Households could see their energy bills cut by £20 a year under proposals from the regulator.Read more
BP earlier announced it had raised its dividend and announced the completion of a $1.5bn share buyback programme on the last day in office for chief executive Bob Dudley.
The shareholder boosts came as the London-based company reported a 26% drop in fourth-quarter profit which beat forecasts and $2.7bn in charges.
Stuart Lamont, investment manager at Brewin Dolphin, said: "BP's results have come in slightly better than expected, but they are still a reflection of the challenging environment for oil and gas companies – the effect of which we also saw with Royal Dutch Shell’s update last week. Debt levels are a concern for now, remaining as they do above the 30% mark.
"However, there are some positives to be taken from the update including the progress of BP’s divestment programme, an increase in production, good reliability, and greater diversification."
BBC Radio 4
Heathrow boss John Holland-Kaye says the "big game changer" for greener air transport is sustainable aviation fuels.
"They will create a whole new industrial sector for the UK," he says.
"Energy from waste, but energy also from combining carbon and hydrogen.
"This is a way the government can start to regenerate parts of the north and the west which desperately need new investment and this is a chance to really supercharge that investment into the UK economy."
"We've got to remember - the enemy is carbon, not aviation."
BBC Radio 4
The government wants the UK to get to net zero carbon emissions by 2050, but what about airlines?
Today, the aviation industry is promising it will meet that target.
Heathrow airport chief executive John Holland-Kaye says:
"This is a groundbreaking plan, this is the first time aviation anywhere in the world has committed to net zero emissions."
BBC Radio 5 Live
Greg Winston is the director of Elite Contract Furniture, which makes mattresses.
He said a couple of years ago his firm realised that the way the way mattresses are built across the world is not sustainable.
"They are used for seven years, and they go straight into landfill.
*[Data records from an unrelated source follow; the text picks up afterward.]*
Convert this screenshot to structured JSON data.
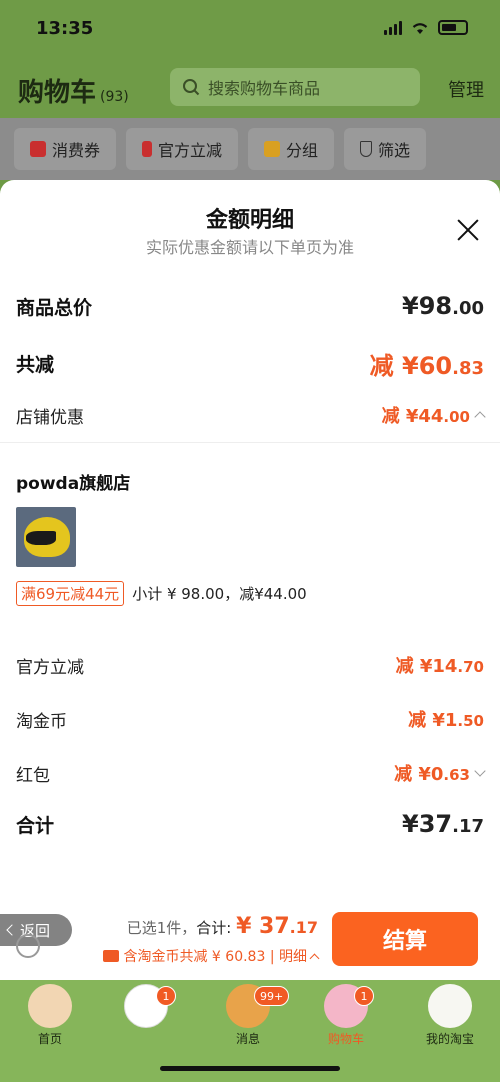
{
  "status": {
    "time": "13:35"
  },
  "header": {
    "title": "购物车",
    "count": "(93)",
    "search_placeholder": "搜索购物车商品",
    "manage": "管理"
  },
  "filters": [
    "消费券",
    "官方立减",
    "分组",
    "筛选"
  ],
  "sheet": {
    "title": "金额明细",
    "subtitle": "实际优惠金额请以下单页为准",
    "total_price": {
      "label": "商品总价",
      "int": "¥98",
      "dec": ".00"
    },
    "total_discount": {
      "label": "共减",
      "int": "减 ¥60",
      "dec": ".83"
    },
    "store_discount": {
      "label": "店铺优惠",
      "int": "减 ¥44",
      "dec": ".00"
    },
    "store": {
      "name": "powda旗舰店",
      "promo_tag": "满69元减44元",
      "promo_text": "小计 ¥ 98.00，减¥44.00"
    },
    "official_discount": {
      "label": "官方立减",
      "int": "减 ¥14",
      "dec": ".70"
    },
    "coins": {
      "label": "淘金币",
      "int": "减 ¥1",
      "dec": ".50"
    },
    "red_packet": {
      "label": "红包",
      "int": "减 ¥0",
      "dec": ".63"
    },
    "grand_total": {
      "label": "合计",
      "int": "¥37",
      "dec": ".17"
    }
  },
  "checkout": {
    "back": "返回",
    "selected": "已选1件，",
    "total_label": "合计: ",
    "total_int": "¥ 37",
    "total_dec": ".17",
    "subsidy": "含淘金币共减 ¥ 60.83 | 明细",
    "pay": "结算"
  },
  "tabs": [
    {
      "label": "首页",
      "badge": ""
    },
    {
      "label": "",
      "badge": "1"
    },
    {
      "label": "消息",
      "badge": "99+"
    },
    {
      "label": "购物车",
      "badge": "1"
    },
    {
      "label": "我的淘宝",
      "badge": ""
    }
  ],
  "colors": {
    "accent": "#ef5a25",
    "header_green": "#6f9b47"
  }
}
Sometimes they are ripped apart, the metal is taken out, and the fillings are burnt for energy, which is still not sustainable.
"So we're really looking at the way we make our mattresses, and working out how we can make them last longer, which really goes against manufacturing principles, because you really want, when you're manufacturing you obviously get repeat business, but when you're making a product last longer it goes against business, the way business works, but obviously we're trying to change that."
"Obviously we'll have less business, upcoming, repeat business, but we're looking at add-ons and extras, and making sure the customer is comfortable, and hopefully we'll get extra business from markets that we're not currently in."